There are currently five Slow Cities in the UK, in Perth, Berwick-upon-Tweed, Aylsham, Llangollen and Mold. Italy still leads the way, though, with 75, among them Amalfi, Trevi, Penne and Bra, birthplace of Slow Food founder Carlo Petrini. But the movement is spreading slowly to all continents.

Slow Cinema/Slow TV

A movement characterised by minimal dialogue and sound and lengthy shots with fewer edits than the usual Hollywood action fare (where shots last an average of about two seconds), Slow Cinema's subject matter often involves rural life (see Le Quattro Volte, about life in a remote Italian village), aimless journeys (see Kelly Reichardt's Old Joy), or meditations on dream and memory (Pedro Costa's Horse Money). Or, in the case of Bela Tarr's two and a half hour film The Turin Horse, on getting up, eating potatoes, going back to bed, then doing it all again the next day. But at it's best it's a reminder that cinema needn't be fast-paced, frenetic, dialogue-heavy and sound-tracked by gunshots, helicopters and the screech of brakes. It can just be about an old guy tending his goats.

Dual credit for Slow TV goes to Andy Warhol – in the 1960s the pop artist shot several lengthy films of real-time events, including the five hour Sleep, which showed a man sleeping – and to Norway's public service broadcaster, NRK. In 2009, around 20 per cent of the country's population tuned in (and surely zoned out) to its Bergensbanen: Minute By Minute, a seven-hour film showing a real-time train journey between Bergen and Oslo. Since then a score of similar films have been aired and broadcasters around the world have picked up the mantle, including BBC Four, which screened an entire season of Slow TV. The most popular example was All Aboard! The Country Bus, a two-hour bus ride through the Yorkshire Dales which screened in 2016 – and pulled in more viewers than action movie The Bourne Legacy, showing on another channel.

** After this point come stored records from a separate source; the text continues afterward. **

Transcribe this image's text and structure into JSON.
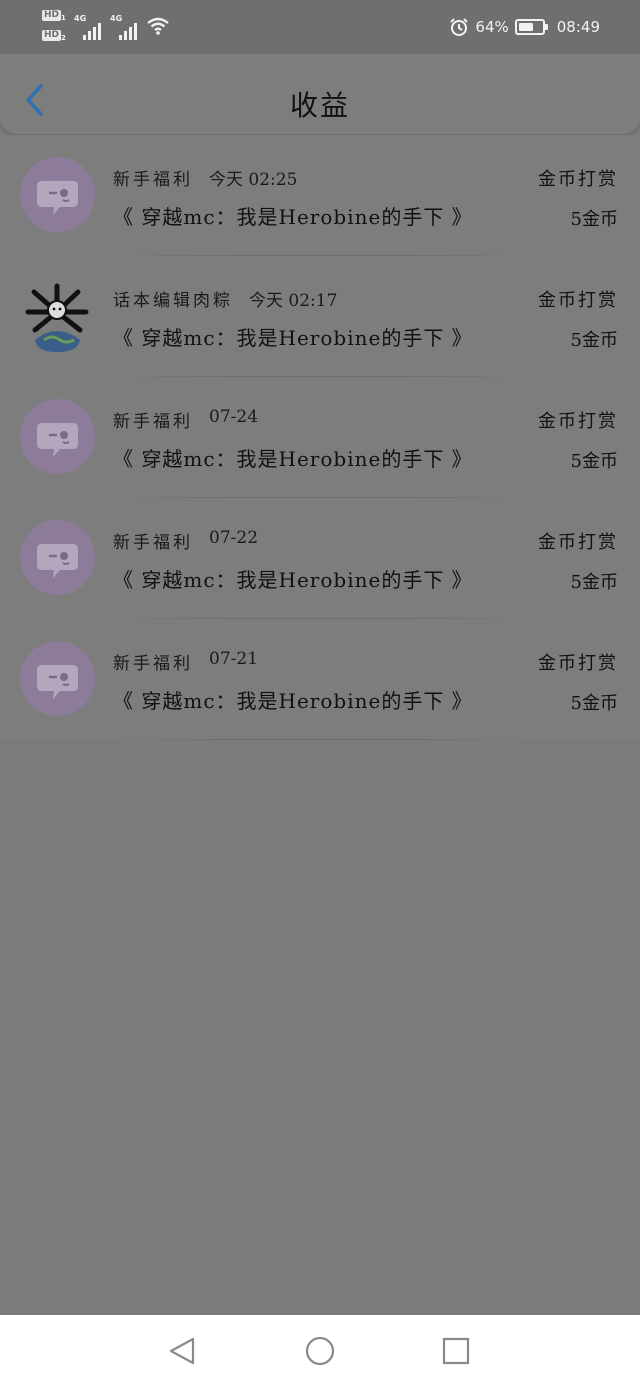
{
  "status_bar": {
    "hd1": "HD",
    "hd2": "HD",
    "sim1": "1",
    "sim2": "2",
    "net1": "4G",
    "net2": "4G",
    "battery_text": "64%",
    "battery_level": 0.64,
    "time": "08:49"
  },
  "header": {
    "title": "收益",
    "back_icon": "chevron-left-icon"
  },
  "colors": {
    "accent": "#2f6fb0",
    "avatar_purple": "#8c7c99",
    "overlay_gray": "#7d7d7d"
  },
  "items": [
    {
      "sender": "新手福利",
      "time": "今天 02:25",
      "book": "《 穿越mc：我是Herobine的手下 》",
      "type": "金币打赏",
      "amount": "5金币",
      "avatar": "chat-bubble-icon"
    },
    {
      "sender": "话本编辑肉粽",
      "time": "今天 02:17",
      "book": "《 穿越mc：我是Herobine的手下 》",
      "type": "金币打赏",
      "amount": "5金币",
      "avatar": "user-avatar-image"
    },
    {
      "sender": "新手福利",
      "time": "07-24",
      "book": "《 穿越mc：我是Herobine的手下 》",
      "type": "金币打赏",
      "amount": "5金币",
      "avatar": "chat-bubble-icon"
    },
    {
      "sender": "新手福利",
      "time": "07-22",
      "book": "《 穿越mc：我是Herobine的手下 》",
      "type": "金币打赏",
      "amount": "5金币",
      "avatar": "chat-bubble-icon"
    },
    {
      "sender": "新手福利",
      "time": "07-21",
      "book": "《 穿越mc：我是Herobine的手下 》",
      "type": "金币打赏",
      "amount": "5金币",
      "avatar": "chat-bubble-icon"
    }
  ],
  "nav": {
    "back": "triangle-back-icon",
    "home": "circle-home-icon",
    "recents": "square-recents-icon"
  }
}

Slow Shopping

There are two strands to this one, and the first isn't entirely commendable: it comes from the realisation on the part of retailers that the longer people spend in-store, the more they're likely to spend. And so forward-thinking chains and independents are embellishing their shops with libraries, cafes, pop-up events and even performance areas, and re-thinking how their products are presented, mostly in an attempt to maximise profit. On the plus side, it makes browsing more pleasurable.

The second strand is more philanthropic and generous, and supermarkets such as Sainsbury's are leading the way. In 2016 it became the first UK retailer to trial Slow Shopping, aimed at helping the elderly and in particular sufferers of dementia, who can find shopping difficult. Every Tuesday, for two hours, chairs were placed at the ends of aisles, elderly shoppers were met at the door, and help desks were set up. Currently only four supermarket branches have followed, and there are none in Scotland.

Slow Travel

Planes have shrunk distances to the point where they have become almost meaningless. The Slow Travel movement seeks to return some of the sense of wonder to the act of journeying, and to make us decelerate to the point where we engage with the places we travel through and, particularly, with our ultimate destinations.

Robert Louis Stevenson famously journeyed through France on four legs in the late 1870s and wrote about his experiences in Travels With A Donkey In The Cevennes. But while his book is a bible of sorts for Slow Travel aficionados, donkeys aren't practical as a mode of transport these days. Slow trains, ferries and local buses are the answer. That may limit the scope of your excursions – Florida's probably out – but the benefits, according to the tenets of Slow Travel, are worth the change in behaviour.